─── Input data

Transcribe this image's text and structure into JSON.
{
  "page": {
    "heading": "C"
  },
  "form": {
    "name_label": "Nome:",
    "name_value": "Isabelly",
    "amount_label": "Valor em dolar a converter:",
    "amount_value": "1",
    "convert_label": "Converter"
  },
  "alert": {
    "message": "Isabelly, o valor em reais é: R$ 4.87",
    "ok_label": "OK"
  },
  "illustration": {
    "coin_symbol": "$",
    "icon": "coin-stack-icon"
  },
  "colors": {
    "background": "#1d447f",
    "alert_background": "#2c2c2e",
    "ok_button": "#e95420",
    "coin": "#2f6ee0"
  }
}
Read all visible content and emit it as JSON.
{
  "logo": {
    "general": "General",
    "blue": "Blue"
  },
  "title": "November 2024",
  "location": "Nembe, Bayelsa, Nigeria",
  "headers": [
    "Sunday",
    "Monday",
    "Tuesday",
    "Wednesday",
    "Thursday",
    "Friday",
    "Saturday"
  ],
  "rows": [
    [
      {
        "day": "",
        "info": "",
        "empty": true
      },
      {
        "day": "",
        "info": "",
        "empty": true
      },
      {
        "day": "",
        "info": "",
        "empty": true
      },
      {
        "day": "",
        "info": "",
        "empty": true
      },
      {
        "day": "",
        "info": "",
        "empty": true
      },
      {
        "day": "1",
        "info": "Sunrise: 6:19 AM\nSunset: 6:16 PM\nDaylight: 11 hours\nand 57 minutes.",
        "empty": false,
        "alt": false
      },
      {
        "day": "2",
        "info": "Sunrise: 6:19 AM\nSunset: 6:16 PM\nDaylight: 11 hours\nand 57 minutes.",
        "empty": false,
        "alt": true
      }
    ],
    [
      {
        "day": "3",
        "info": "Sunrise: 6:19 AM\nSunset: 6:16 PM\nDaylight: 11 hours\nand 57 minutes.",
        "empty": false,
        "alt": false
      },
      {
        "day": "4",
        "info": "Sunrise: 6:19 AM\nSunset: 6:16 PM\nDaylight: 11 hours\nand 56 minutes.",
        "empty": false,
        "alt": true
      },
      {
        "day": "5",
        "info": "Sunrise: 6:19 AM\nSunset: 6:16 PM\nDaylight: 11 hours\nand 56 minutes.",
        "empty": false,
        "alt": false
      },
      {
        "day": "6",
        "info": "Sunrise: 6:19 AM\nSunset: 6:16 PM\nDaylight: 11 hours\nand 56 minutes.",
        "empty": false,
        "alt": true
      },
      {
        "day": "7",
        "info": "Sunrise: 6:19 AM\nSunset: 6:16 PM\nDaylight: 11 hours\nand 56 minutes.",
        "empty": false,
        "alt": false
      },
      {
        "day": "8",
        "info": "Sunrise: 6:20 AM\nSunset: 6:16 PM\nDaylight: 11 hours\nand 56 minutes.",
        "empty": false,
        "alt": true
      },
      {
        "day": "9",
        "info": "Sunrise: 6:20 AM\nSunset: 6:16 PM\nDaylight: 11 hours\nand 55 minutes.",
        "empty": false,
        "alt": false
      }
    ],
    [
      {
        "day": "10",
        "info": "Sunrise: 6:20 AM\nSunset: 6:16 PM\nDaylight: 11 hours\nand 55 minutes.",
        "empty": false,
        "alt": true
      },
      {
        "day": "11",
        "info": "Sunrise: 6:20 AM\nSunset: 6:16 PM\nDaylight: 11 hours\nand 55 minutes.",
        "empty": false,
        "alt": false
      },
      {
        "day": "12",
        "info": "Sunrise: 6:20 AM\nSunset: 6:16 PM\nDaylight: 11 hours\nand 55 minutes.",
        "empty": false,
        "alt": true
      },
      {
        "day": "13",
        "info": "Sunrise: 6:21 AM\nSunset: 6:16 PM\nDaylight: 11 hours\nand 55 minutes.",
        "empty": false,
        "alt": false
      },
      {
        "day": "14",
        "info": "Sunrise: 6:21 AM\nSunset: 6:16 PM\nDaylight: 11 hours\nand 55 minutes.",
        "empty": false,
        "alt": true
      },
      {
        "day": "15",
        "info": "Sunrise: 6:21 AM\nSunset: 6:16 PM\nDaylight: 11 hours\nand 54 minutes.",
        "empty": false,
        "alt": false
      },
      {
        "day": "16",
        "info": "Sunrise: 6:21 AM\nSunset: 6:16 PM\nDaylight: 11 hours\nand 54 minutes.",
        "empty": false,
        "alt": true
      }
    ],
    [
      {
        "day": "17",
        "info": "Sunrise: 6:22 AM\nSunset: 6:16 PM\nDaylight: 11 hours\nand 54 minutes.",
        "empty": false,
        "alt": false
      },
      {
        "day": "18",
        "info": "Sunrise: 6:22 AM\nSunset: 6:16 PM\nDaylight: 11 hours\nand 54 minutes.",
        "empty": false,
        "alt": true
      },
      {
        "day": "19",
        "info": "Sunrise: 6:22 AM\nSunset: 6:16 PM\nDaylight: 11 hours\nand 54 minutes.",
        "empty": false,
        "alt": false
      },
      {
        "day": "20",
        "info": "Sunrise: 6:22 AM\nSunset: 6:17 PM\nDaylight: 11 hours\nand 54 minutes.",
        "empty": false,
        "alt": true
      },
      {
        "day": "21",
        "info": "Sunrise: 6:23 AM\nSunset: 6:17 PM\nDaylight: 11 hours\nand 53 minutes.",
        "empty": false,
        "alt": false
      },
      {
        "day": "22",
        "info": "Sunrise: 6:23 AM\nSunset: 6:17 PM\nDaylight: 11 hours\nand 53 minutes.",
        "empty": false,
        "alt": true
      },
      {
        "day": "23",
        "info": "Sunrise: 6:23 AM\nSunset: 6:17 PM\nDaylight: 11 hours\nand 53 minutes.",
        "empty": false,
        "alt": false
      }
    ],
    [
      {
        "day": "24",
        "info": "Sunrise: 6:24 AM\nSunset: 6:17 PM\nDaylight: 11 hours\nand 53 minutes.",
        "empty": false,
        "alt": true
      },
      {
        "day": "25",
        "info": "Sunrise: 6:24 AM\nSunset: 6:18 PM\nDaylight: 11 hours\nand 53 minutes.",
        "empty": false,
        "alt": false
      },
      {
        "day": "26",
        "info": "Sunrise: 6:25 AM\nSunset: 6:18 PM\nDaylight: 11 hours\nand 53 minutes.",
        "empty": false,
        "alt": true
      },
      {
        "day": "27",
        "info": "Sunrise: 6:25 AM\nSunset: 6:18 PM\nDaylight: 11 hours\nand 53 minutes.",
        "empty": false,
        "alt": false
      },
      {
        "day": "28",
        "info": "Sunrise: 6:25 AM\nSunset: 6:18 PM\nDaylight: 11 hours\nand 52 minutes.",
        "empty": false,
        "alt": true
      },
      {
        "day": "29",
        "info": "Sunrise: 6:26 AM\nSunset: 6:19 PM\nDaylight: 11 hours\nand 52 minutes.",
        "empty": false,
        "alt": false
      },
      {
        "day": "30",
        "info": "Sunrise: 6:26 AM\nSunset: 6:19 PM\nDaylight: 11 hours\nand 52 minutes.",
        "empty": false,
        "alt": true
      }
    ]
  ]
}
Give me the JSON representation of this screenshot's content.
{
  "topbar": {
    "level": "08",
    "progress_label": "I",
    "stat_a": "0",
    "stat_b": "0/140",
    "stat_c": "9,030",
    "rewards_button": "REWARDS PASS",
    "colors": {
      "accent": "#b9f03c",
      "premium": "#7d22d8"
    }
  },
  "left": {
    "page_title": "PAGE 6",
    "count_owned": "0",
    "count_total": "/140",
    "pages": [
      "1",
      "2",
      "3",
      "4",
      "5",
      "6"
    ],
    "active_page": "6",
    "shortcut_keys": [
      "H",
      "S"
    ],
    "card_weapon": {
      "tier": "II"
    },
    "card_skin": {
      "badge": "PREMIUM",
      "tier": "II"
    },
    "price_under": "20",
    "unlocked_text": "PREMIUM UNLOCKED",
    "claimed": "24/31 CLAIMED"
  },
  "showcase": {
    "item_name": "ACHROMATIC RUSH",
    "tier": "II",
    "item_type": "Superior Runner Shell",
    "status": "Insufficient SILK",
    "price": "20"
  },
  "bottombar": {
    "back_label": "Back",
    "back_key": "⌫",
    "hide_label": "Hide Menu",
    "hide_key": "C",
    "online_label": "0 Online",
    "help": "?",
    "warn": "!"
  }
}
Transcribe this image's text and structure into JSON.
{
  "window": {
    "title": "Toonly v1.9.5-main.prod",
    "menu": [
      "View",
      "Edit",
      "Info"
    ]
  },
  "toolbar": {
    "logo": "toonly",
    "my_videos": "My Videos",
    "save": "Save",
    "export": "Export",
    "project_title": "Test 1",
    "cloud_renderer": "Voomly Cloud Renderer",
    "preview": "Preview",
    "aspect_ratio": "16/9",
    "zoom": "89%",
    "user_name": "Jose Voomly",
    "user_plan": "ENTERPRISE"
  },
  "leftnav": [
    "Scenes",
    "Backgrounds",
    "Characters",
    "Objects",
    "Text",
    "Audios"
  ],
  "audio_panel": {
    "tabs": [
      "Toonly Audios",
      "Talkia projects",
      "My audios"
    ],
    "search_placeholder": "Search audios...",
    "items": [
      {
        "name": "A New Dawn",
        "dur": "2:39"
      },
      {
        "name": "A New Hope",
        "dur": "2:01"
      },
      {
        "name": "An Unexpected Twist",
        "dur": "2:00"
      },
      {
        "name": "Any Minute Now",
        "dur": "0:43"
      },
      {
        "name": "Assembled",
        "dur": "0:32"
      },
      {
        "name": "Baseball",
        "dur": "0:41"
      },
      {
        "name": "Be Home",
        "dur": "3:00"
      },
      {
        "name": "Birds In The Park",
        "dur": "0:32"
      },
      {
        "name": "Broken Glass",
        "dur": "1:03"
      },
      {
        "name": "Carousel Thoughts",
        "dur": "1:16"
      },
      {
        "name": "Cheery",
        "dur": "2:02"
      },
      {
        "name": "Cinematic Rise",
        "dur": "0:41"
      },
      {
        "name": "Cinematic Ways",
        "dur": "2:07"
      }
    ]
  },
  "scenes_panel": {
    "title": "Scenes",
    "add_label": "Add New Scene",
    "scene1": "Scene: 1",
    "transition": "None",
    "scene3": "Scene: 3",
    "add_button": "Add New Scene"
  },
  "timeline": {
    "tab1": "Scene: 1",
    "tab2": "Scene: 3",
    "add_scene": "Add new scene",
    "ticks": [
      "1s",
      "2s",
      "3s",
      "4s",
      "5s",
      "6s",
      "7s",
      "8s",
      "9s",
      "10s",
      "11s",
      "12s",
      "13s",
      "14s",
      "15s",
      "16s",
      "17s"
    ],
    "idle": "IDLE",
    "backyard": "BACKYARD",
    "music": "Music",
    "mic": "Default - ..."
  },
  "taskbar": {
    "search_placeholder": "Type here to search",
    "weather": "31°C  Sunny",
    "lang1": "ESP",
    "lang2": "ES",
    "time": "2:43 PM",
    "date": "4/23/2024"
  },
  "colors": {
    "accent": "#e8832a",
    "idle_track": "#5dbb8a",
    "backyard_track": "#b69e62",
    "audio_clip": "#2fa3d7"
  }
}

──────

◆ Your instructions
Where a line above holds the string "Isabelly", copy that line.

◆ Answer box
    "name_value": "Isabelly",
    "message": "Isabelly, o valor em reais é: R$ 4.87",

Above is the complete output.